Featuring a cast of thousands (well a few dozen such as Ok-bin Kim (Thirst (2009), Dasepo Naughty Girls (2006)), Jeong-se Oh (The King of Pigs (2011), How to Use Guys with Secret Tips (2013) and Petty Romance (2010))) many of whom are the stars you see in much of South Korea’s film output, Behind the Camera is a fun but serious(ish) free-range mockumentary that addresses issues surrounding an industry in the modern age whilst also referencing its past through a series of visual techniques and quotes. What other film comedy embraces quotes from Mike Figgis, Alfred Hitchcock, Jean Luc Goddard and Kurosawa Akira in its intertitles? This is coupled with superimpositions across the screen introducing cast members and their roles, from actors and editors to a selection of film critics who appear through the running time, often will little factual meaning but enhancing the false realism. This documentary feel is enhanced by the camerawork which is often handheld, pursuing the action even in the restricted studio space. This is countered by the static aspects of E J-Yong’s web-cam or the shots being taken for the film-within-a-film How To Fall In Love In Ten Minutes. These are shown with production rush-shot intertitles and red streaks to demonstrate their shooting ratio, used when part edited rushes are shown part way into the film to match the scenes that have been shot. The results often involve deliberately silly scenarios, including an aircraft flying set, plenty of snow and references to, of all things, Umbrellas Of Cherbourg (1964).
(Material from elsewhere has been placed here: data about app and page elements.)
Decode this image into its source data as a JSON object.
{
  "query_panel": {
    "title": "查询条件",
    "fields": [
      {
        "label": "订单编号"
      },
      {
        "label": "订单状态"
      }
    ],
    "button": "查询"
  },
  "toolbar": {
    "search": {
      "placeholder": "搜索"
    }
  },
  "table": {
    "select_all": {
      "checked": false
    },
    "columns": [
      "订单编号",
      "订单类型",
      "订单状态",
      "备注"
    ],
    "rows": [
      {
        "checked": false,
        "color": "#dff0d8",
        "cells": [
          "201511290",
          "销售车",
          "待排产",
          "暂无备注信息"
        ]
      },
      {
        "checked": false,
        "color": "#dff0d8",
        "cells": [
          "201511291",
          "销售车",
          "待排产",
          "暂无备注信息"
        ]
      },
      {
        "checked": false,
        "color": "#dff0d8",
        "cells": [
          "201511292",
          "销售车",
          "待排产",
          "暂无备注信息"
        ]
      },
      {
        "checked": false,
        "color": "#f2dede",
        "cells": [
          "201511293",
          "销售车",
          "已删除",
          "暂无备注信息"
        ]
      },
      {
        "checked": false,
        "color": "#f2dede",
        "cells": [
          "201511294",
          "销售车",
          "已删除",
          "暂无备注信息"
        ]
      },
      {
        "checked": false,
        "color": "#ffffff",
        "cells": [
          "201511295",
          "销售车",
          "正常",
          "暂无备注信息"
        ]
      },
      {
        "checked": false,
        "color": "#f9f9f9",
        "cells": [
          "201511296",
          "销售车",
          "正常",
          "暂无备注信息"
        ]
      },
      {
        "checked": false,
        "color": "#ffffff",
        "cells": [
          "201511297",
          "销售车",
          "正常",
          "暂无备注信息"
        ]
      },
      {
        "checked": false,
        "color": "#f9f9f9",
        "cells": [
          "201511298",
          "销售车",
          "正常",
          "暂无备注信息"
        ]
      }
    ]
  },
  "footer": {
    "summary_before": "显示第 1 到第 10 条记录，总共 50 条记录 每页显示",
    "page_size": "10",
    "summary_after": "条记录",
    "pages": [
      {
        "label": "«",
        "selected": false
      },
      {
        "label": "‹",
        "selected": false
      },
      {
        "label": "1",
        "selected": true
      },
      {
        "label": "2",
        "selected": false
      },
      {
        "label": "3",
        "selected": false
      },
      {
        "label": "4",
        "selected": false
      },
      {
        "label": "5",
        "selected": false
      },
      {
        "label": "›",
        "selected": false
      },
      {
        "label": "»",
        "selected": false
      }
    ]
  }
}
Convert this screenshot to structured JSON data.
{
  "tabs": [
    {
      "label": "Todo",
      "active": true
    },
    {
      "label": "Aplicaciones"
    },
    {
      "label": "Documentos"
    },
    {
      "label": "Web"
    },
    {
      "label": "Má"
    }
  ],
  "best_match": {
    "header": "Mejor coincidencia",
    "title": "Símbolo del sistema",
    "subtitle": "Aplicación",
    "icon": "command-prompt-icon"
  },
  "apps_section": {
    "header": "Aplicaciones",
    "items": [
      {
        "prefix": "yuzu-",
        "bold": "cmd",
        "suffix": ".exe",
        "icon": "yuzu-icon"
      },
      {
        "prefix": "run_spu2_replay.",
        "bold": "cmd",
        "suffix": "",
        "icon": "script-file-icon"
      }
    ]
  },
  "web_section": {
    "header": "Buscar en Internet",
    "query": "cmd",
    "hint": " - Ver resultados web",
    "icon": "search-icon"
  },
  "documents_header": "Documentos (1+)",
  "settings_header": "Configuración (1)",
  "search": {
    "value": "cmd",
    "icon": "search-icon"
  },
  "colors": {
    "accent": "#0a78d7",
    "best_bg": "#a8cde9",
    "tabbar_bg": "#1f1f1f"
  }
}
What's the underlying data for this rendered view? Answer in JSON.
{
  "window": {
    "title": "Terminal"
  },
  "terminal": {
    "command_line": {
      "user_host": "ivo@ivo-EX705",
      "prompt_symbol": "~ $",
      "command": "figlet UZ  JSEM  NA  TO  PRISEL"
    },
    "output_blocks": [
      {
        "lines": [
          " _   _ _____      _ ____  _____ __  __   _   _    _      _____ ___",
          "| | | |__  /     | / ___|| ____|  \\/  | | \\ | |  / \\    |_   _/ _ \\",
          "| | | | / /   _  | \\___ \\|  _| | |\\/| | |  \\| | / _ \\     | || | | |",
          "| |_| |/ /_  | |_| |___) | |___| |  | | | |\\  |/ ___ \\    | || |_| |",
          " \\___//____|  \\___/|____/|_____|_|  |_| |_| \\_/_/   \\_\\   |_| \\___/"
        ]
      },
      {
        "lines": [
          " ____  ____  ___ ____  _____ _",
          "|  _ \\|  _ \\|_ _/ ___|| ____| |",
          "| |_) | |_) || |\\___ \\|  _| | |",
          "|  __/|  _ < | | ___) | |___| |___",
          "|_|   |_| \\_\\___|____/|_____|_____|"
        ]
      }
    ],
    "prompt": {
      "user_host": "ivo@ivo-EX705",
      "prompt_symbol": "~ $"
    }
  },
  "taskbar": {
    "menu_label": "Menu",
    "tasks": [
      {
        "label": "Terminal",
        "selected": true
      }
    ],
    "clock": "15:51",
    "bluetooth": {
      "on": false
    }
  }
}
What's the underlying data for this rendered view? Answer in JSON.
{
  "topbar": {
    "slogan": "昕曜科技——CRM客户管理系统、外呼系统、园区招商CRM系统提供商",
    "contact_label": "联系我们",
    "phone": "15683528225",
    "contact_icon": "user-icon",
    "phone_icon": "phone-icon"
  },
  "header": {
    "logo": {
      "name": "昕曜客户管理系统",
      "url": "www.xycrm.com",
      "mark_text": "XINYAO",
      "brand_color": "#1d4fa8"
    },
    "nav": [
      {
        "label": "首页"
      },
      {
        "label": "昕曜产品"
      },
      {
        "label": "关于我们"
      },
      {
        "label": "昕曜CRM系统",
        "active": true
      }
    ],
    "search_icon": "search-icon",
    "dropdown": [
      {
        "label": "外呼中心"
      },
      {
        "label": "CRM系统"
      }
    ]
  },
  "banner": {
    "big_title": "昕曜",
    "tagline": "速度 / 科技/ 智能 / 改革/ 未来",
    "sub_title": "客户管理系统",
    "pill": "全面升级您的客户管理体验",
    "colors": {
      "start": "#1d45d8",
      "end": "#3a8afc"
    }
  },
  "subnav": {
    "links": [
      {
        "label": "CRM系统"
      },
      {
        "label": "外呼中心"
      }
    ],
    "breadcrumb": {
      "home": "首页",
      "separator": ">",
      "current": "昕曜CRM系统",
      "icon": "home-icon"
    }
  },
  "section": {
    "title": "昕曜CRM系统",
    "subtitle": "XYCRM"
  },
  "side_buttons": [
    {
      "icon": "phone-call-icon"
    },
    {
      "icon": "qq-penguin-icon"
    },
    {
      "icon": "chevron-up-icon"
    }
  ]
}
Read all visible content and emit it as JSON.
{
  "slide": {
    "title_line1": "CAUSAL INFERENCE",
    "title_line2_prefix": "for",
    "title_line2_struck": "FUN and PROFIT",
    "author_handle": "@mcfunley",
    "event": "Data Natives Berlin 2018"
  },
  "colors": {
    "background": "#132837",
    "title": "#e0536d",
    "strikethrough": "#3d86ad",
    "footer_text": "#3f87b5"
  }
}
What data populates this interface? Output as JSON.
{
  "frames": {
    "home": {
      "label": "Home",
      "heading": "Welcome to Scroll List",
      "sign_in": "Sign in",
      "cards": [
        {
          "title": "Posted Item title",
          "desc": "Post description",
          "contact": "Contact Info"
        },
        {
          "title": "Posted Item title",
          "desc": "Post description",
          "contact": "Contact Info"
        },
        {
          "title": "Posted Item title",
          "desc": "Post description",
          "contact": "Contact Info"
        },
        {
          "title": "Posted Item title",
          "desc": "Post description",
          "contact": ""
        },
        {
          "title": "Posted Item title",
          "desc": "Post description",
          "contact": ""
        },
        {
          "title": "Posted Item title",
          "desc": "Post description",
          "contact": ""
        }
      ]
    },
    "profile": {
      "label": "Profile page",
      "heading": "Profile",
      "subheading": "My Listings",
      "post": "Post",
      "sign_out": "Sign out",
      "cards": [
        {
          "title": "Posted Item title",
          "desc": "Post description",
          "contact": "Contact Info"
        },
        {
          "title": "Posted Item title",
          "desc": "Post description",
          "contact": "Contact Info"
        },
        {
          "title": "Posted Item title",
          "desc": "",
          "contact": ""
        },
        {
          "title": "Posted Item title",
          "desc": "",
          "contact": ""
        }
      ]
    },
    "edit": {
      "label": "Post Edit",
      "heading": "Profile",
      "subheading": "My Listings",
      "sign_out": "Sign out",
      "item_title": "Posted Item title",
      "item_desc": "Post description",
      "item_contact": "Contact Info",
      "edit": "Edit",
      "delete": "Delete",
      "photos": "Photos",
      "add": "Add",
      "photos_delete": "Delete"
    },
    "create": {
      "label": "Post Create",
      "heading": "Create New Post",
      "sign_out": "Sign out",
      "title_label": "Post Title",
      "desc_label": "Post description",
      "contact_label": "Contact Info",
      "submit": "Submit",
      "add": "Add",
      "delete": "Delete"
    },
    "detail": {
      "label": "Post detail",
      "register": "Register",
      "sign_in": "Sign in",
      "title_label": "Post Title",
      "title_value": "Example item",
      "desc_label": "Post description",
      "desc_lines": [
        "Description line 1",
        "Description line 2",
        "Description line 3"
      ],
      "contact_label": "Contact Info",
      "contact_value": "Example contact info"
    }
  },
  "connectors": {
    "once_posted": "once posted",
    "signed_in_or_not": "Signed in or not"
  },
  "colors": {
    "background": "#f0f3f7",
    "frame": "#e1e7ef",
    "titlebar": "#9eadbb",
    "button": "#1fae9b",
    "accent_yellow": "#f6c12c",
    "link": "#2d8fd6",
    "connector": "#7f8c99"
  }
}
Art-humour for the digital age Behind the Camera is a film that is more entertainment than commentary on its industry, but is hugely enjoyable.